■ Instructions to follow: Take every line from the records below that includes the word "Agreement".

START Material for this exercise

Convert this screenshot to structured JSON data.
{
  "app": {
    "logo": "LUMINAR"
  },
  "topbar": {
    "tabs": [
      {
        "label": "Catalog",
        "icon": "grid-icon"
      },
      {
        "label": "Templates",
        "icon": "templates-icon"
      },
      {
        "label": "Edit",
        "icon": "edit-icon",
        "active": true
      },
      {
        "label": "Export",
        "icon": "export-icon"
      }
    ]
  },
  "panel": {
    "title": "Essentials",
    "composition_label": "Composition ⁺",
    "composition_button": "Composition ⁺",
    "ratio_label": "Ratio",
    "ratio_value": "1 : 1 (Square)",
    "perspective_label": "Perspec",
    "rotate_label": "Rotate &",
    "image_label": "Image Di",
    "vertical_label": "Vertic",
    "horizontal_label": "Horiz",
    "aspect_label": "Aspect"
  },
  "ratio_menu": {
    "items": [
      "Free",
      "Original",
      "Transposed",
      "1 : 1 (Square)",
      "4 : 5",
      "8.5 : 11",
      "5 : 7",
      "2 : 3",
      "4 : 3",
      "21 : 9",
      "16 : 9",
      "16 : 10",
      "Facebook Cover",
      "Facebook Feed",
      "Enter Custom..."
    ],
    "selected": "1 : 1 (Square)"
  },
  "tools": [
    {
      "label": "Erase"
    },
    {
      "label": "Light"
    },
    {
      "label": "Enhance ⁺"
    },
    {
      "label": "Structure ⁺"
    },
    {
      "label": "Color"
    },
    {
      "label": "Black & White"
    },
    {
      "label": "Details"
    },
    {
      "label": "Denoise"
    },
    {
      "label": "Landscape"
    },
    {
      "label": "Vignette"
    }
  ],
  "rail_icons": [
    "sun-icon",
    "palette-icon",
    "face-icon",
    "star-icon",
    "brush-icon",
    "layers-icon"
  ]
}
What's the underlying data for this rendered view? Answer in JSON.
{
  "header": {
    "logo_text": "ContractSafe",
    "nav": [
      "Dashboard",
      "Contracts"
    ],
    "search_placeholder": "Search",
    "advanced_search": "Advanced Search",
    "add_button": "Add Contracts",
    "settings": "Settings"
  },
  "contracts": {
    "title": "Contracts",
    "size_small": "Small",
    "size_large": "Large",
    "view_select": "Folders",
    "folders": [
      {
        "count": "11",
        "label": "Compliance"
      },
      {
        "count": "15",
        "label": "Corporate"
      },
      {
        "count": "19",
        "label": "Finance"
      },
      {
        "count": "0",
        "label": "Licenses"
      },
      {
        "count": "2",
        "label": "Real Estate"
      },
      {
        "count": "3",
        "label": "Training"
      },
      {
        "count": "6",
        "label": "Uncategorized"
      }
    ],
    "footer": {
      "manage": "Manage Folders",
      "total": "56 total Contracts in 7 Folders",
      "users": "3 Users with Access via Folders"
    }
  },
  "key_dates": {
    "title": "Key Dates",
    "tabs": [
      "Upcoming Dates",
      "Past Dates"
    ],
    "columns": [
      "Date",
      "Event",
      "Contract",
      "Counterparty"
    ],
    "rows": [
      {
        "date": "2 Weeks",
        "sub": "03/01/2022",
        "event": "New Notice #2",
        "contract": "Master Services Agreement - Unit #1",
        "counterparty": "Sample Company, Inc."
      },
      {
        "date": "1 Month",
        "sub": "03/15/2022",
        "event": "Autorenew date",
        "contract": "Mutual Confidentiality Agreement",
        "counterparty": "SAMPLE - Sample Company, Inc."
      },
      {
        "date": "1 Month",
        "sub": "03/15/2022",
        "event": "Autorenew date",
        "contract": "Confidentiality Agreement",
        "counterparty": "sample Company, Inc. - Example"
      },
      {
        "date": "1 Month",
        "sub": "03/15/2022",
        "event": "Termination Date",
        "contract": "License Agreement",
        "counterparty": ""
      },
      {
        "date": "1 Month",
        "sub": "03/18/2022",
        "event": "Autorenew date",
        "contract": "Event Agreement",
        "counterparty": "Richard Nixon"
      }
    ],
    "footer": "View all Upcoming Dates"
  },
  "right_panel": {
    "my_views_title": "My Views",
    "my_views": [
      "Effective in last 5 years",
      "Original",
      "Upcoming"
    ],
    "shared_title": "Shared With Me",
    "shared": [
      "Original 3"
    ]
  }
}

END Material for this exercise

■ Problem solution:
        "contract": "Master Services Agreement - Unit #1",
        "contract": "Mutual Confidentiality Agreement",
        "contract": "Confidentiality Agreement",
        "contract": "License Agreement",
        "contract": "Event Agreement",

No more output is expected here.